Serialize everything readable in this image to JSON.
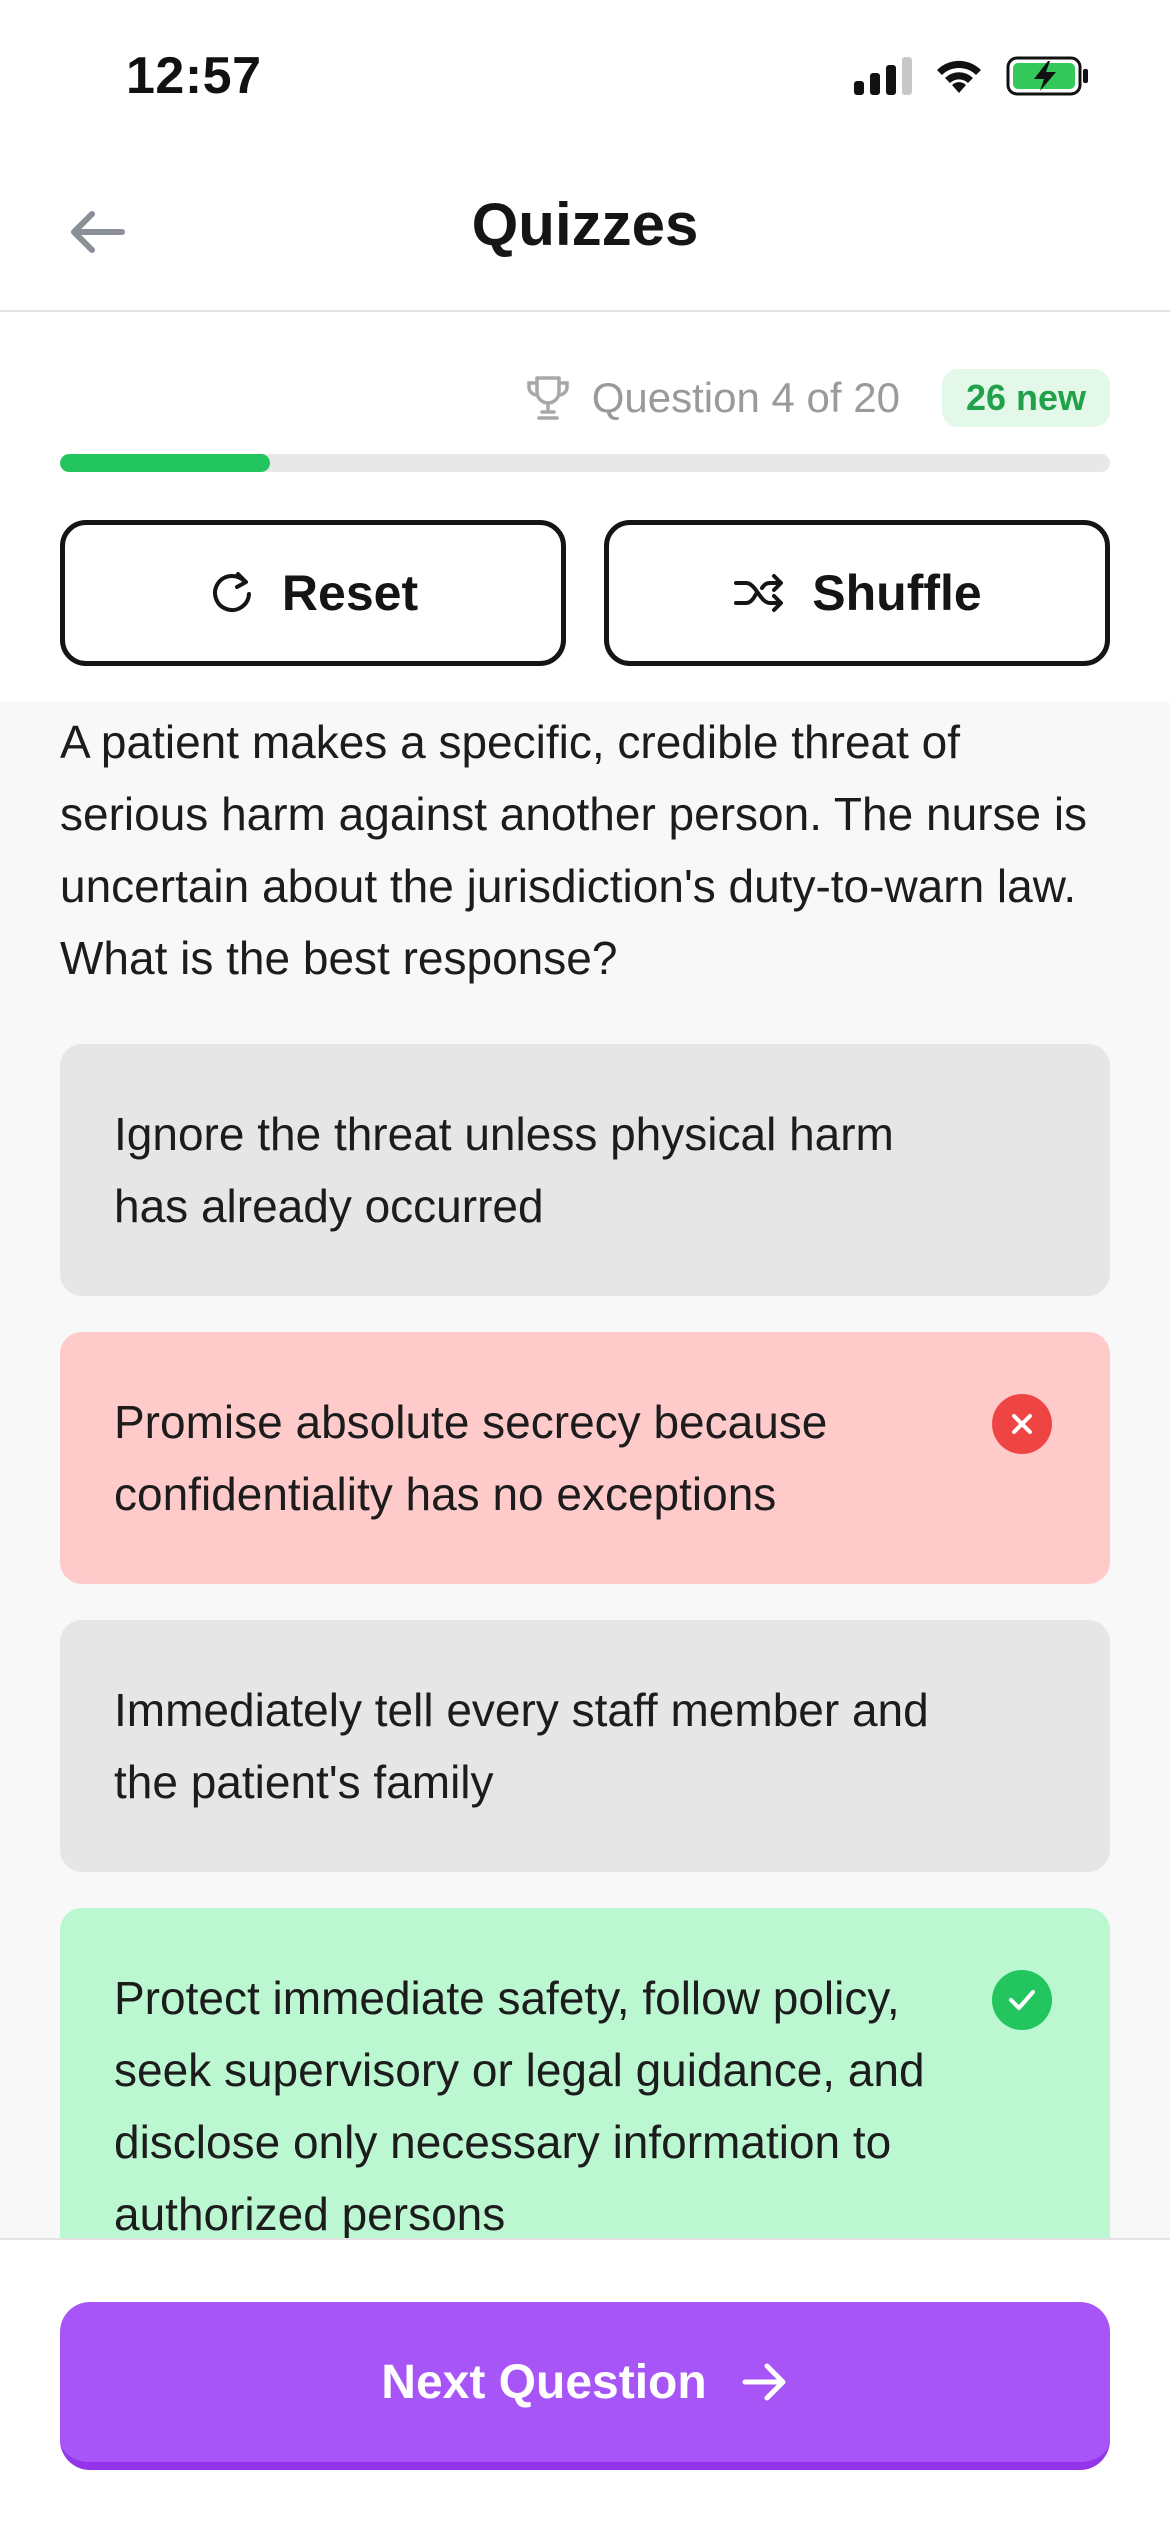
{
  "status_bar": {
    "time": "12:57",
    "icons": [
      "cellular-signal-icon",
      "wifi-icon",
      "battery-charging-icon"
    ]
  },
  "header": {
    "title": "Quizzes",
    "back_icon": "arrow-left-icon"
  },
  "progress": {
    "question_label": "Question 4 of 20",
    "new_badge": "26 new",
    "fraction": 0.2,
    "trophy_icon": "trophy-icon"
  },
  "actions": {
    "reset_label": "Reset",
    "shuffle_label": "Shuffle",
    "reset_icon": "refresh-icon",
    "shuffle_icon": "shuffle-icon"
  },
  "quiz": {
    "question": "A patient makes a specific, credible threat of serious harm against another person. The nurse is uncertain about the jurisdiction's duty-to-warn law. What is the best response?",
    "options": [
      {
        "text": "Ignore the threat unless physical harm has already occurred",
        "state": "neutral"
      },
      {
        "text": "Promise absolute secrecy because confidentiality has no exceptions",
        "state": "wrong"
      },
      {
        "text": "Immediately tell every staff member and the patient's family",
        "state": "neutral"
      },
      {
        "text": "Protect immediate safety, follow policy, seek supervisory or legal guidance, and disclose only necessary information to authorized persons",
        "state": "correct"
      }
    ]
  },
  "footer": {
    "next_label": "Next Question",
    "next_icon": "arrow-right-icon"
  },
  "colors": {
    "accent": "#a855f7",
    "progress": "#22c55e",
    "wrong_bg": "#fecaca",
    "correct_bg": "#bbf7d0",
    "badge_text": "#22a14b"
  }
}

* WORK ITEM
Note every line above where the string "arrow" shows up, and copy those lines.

* RESULT OF THIS TASK
    "back_icon": "arrow-left-icon"
    "next_icon": "arrow-right-icon"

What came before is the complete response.